Not exactly a moral business plan anyone should replicate. Obviously.
The Sultan was so impressed with our friend’s discovery that he paid him 80 legit gold pieces for the cymbals he fashioned out of the alloy. He also changed the man’s name to Zildjian, which in Armenian means Zil — cymbal, Dj — smith, and Ian — son, so “Son of the Cymbal Smith.” To protect the secret formula and the family’s fortunes, the method was only passed on to one person at a time. Father to son.
For 280 years, Zildjian’s descendants kept the secret and became the largest manufacturer of cymbals in Europe. But in 1905, they faced persecution because the family was Armenian and in the minority in Turkey. But they did not go quietly. The heir to the cymbal business, Aram, plotted to assassinate the Sultan by building a bomb, buying an identical carriage to the one the Sultan rode in and placing the bomb in it outside a palace where the Sultan had a meeting. But it went off two hours early, and it did not take long for authorities to identify the man who bought a carriage identical to the Sultan’s.
So off they went in the dark of night. Taking the family secret with them. When they arrived in America, the family bought a candy store in Boston. But a legacy is a legacy. The final heir to the family secret was forced by his grandmother to begin manufacturing cymbals once again. She said, “Anyone can sell chocolate, but no one can make cymbals the way the Zildjian family does.”
The family built a factory in Quincy, MA, in 1929, and they sought out jazz drummers who, like swing and bebop musicians, quickly adopted them as an essential part of modern drum kits.
Sales of Zildjian cymbals dramatically increased after Ringo Starr used the product in The Beatles’ appearance on The Ed Sullivan Show in 1964. It created such an enormous demand that a second plant, the Azco factory, opened in New Brunswick, Canada.
Turns out the second factory came in awfully handy as the brothers Zildjian had quite the falling out in the ’70s and built separate businesses, the original Zildjian brand with Armand at the helm and another called Sabian, with younger brother Robert in charge.
In 2002, Armand died at age 81. The Zildjian alloy recipe was passed to his daughters, Craigie and Debbie,14th generation cymbal makers. And both women continue to run the family business from the current headquarters in Massachusetts.
It’s a fascinating tale, right? But the part that sticks with me is that it is a business based entirely on some proprietary IP. Now the idea of building an enterprise predicated on a trade secret is not unusual. Coca-Cola has been doing it for 120 years. But the idea of protecting it so fiercely and passing it on to only one person for fourteen generations is remarkable.
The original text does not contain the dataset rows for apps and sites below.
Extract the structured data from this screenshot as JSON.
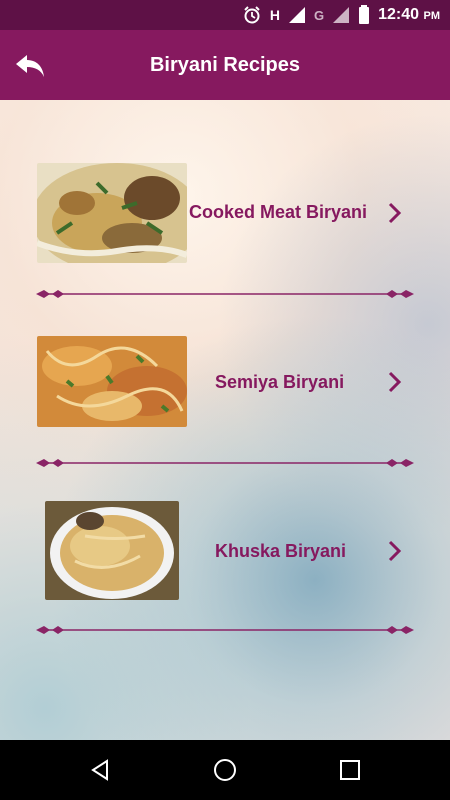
{
  "status_bar": {
    "time": "12:40",
    "ampm": "PM",
    "network_h": "H",
    "network_g": "G",
    "icons": [
      "alarm-icon",
      "signal-icon",
      "signal-icon",
      "battery-icon"
    ]
  },
  "app_bar": {
    "title": "Biryani Recipes",
    "back_icon": "back-arrow-icon"
  },
  "recipes": [
    {
      "label": "Cooked Meat Biryani",
      "icon": "chevron-right-icon"
    },
    {
      "label": "Semiya Biryani",
      "icon": "chevron-right-icon"
    },
    {
      "label": "Khuska Biryani",
      "icon": "chevron-right-icon"
    }
  ],
  "colors": {
    "primary": "#86195f",
    "status_bar": "#5e1146",
    "nav_bar": "#000000"
  },
  "nav_bar": {
    "icons": [
      "back-triangle-icon",
      "home-circle-icon",
      "recents-square-icon"
    ]
  }
}
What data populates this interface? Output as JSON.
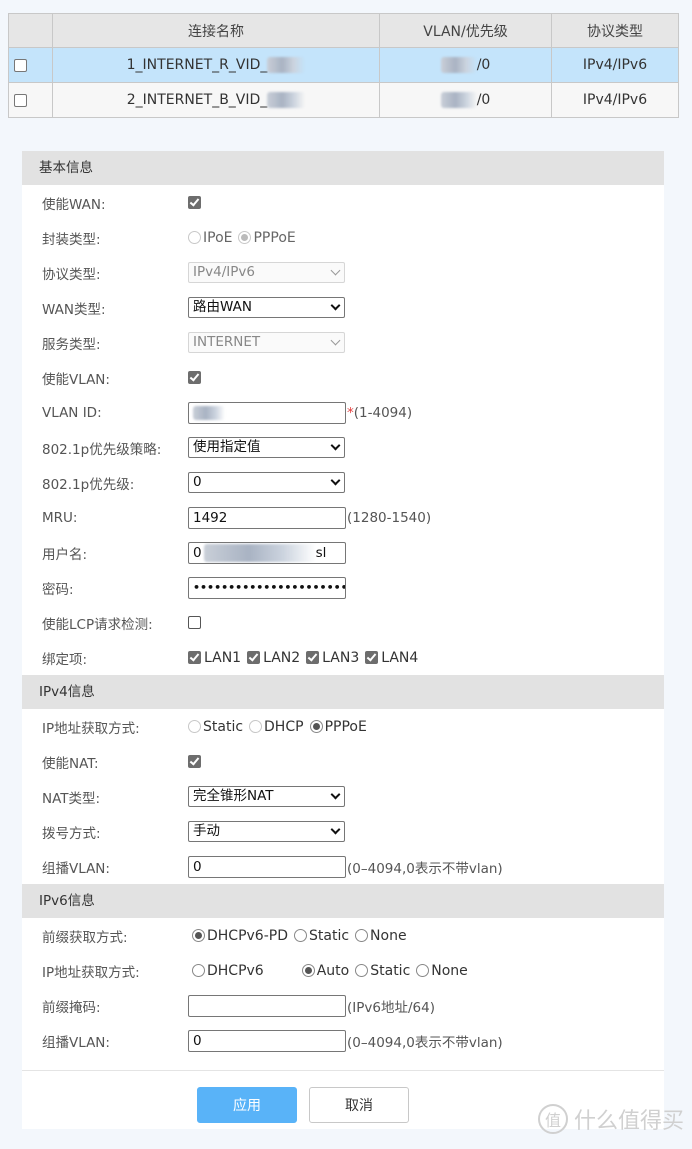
{
  "connections_table": {
    "headers": [
      "",
      "连接名称",
      "VLAN/优先级",
      "协议类型"
    ],
    "rows": [
      {
        "name": "1_INTERNET_R_VID_",
        "vlan_priority": "/0",
        "protocol": "IPv4/IPv6",
        "selected": true
      },
      {
        "name": "2_INTERNET_B_VID_",
        "vlan_priority": "/0",
        "protocol": "IPv4/IPv6",
        "selected": false
      }
    ]
  },
  "basic": {
    "title": "基本信息",
    "enable_wan": {
      "label": "使能WAN:",
      "checked": true
    },
    "encap": {
      "label": "封装类型:",
      "options": [
        "IPoE",
        "PPPoE"
      ],
      "selected": "PPPoE"
    },
    "protocol": {
      "label": "协议类型:",
      "value": "IPv4/IPv6"
    },
    "wan_type": {
      "label": "WAN类型:",
      "value": "路由WAN"
    },
    "service_type": {
      "label": "服务类型:",
      "value": "INTERNET"
    },
    "enable_vlan": {
      "label": "使能VLAN:",
      "checked": true
    },
    "vlan_id": {
      "label": "VLAN ID:",
      "required_mark": "*",
      "hint": "(1-4094)"
    },
    "priority_policy": {
      "label": "802.1p优先级策略:",
      "value": "使用指定值"
    },
    "priority": {
      "label": "802.1p优先级:",
      "value": "0"
    },
    "mru": {
      "label": "MRU:",
      "value": "1492",
      "hint": "(1280-1540)"
    },
    "username": {
      "label": "用户名:",
      "value_prefix": "0",
      "value_suffix": "sl"
    },
    "password": {
      "label": "密码:",
      "value": "•••••••••••••••••••••••••••"
    },
    "lcp": {
      "label": "使能LCP请求检测:",
      "checked": false
    },
    "bind": {
      "label": "绑定项:",
      "items": [
        "LAN1",
        "LAN2",
        "LAN3",
        "LAN4"
      ]
    }
  },
  "ipv4": {
    "title": "IPv4信息",
    "ip_mode": {
      "label": "IP地址获取方式:",
      "options": [
        "Static",
        "DHCP",
        "PPPoE"
      ],
      "selected": "PPPoE"
    },
    "enable_nat": {
      "label": "使能NAT:",
      "checked": true
    },
    "nat_type": {
      "label": "NAT类型:",
      "value": "完全锥形NAT"
    },
    "dial_mode": {
      "label": "拨号方式:",
      "value": "手动"
    },
    "mcast_vlan": {
      "label": "组播VLAN:",
      "value": "0",
      "hint": "(0–4094,0表示不带vlan)"
    }
  },
  "ipv6": {
    "title": "IPv6信息",
    "prefix_mode": {
      "label": "前缀获取方式:",
      "options": [
        "DHCPv6-PD",
        "Static",
        "None"
      ],
      "selected": "DHCPv6-PD"
    },
    "ip_mode": {
      "label": "IP地址获取方式:",
      "options": [
        "DHCPv6",
        "Auto",
        "Static",
        "None"
      ],
      "selected": "Auto"
    },
    "prefix_mask": {
      "label": "前缀掩码:",
      "value": "",
      "hint": "(IPv6地址/64)"
    },
    "mcast_vlan": {
      "label": "组播VLAN:",
      "value": "0",
      "hint": "(0–4094,0表示不带vlan)"
    }
  },
  "buttons": {
    "apply": "应用",
    "cancel": "取消"
  },
  "watermark": {
    "icon_char": "值",
    "text": "什么值得买"
  },
  "colors": {
    "accent": "#59b3f8",
    "row_selected": "#c4e4fb",
    "section_bg": "#e2e2e2",
    "page_bg": "#f3f7fc"
  }
}
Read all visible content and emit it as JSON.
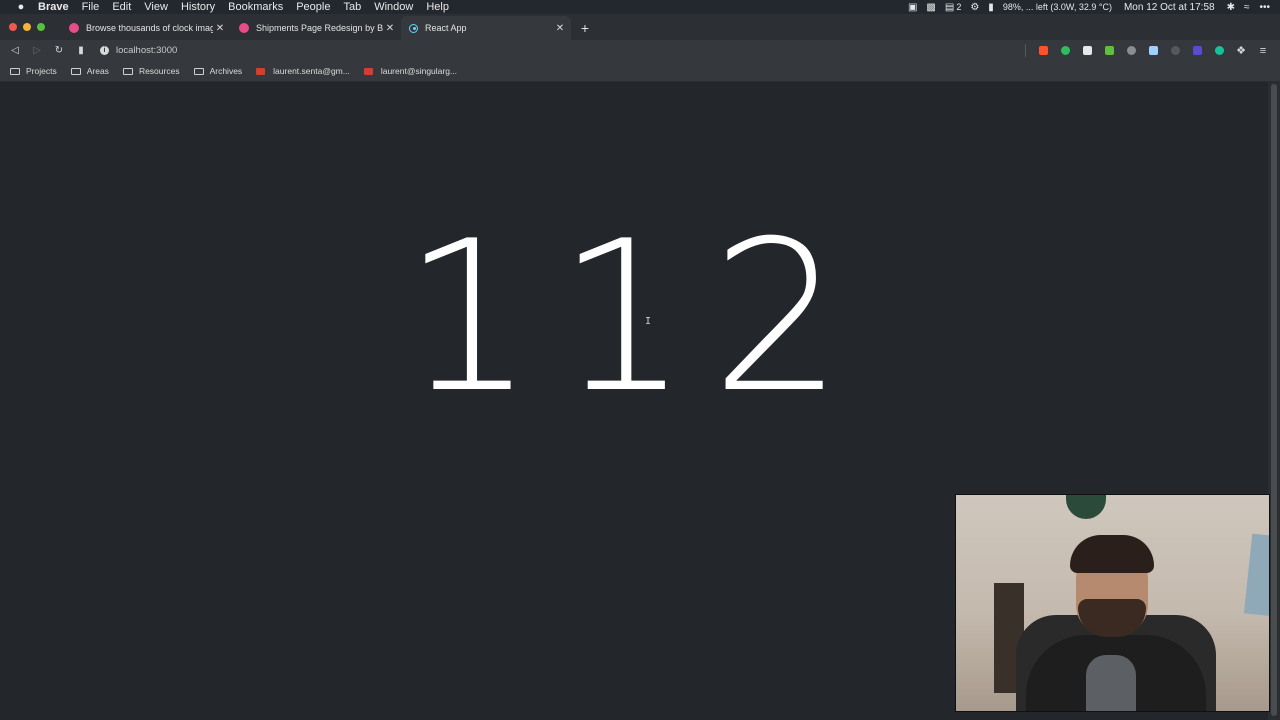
{
  "menubar": {
    "app": "Brave",
    "menus": [
      "File",
      "Edit",
      "View",
      "History",
      "Bookmarks",
      "People",
      "Tab",
      "Window",
      "Help"
    ],
    "status_count": "2",
    "battery_text": "98%, ... left (3.0W, 32.9 °C)",
    "clock": "Mon 12 Oct at 17:58"
  },
  "tabs": [
    {
      "title": "Browse thousands of clock imag",
      "favicon": "dribbble-icon",
      "active": false
    },
    {
      "title": "Shipments Page Redesign by Be",
      "favicon": "dribbble-icon",
      "active": false
    },
    {
      "title": "React App",
      "favicon": "react-icon",
      "active": true
    }
  ],
  "toolbar": {
    "url": "localhost:3000"
  },
  "bookmarks": [
    {
      "label": "Projects",
      "icon": "folder-icon"
    },
    {
      "label": "Areas",
      "icon": "folder-icon"
    },
    {
      "label": "Resources",
      "icon": "folder-icon"
    },
    {
      "label": "Archives",
      "icon": "folder-icon"
    },
    {
      "label": "laurent.senta@gm...",
      "icon": "gmail-icon"
    },
    {
      "label": "laurent@singularg...",
      "icon": "gmail-icon"
    }
  ],
  "page": {
    "counter": "112"
  },
  "colors": {
    "page_background": "#23272b",
    "counter_text": "#ffffff",
    "toolbar": "#35383c",
    "brave_accent": "#fb542b"
  }
}
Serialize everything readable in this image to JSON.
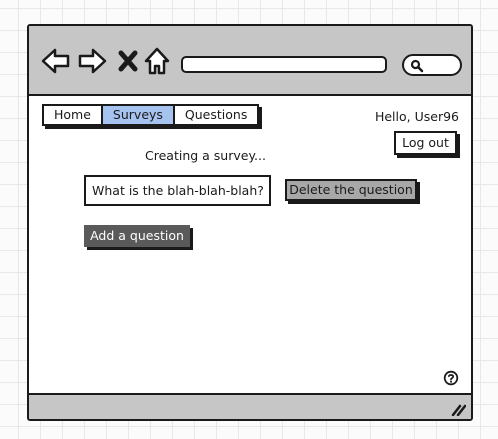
{
  "nav": {
    "tabs": [
      {
        "label": "Home",
        "active": false
      },
      {
        "label": "Surveys",
        "active": true
      },
      {
        "label": "Questions",
        "active": false
      }
    ],
    "active_color": "#a6c2ee"
  },
  "header": {
    "greeting": "Hello, User96",
    "logout_label": "Log out"
  },
  "main": {
    "status": "Creating a survey...",
    "question_value": "What is the blah-blah-blah?",
    "delete_label": "Delete the question",
    "add_label": "Add a question"
  },
  "browser": {
    "icons": [
      "back-arrow-icon",
      "forward-arrow-icon",
      "close-x-icon",
      "home-icon",
      "search-icon",
      "help-icon",
      "resize-handle-icon"
    ]
  }
}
The sense of duty and honor, and sovereignty is not only baked into its company culture but within its family structure as well. Something successful was destined to come out of that with people whose allegiance was unwavering. People who will do whatever it takes, who will pull together, who will work harder, who will think smarter to make the business survive and thrive.
Now, it’s not necessarily something that every company can replicate per se, but it does speak to the sort of trickle-down effect. We possess a straightforward idea. We have a secret, and I’m only going to tell one person, and they’re only going to tell one person, etc. It’s fragile, but the trust that accompanies that fragility is genuinely noteworthy.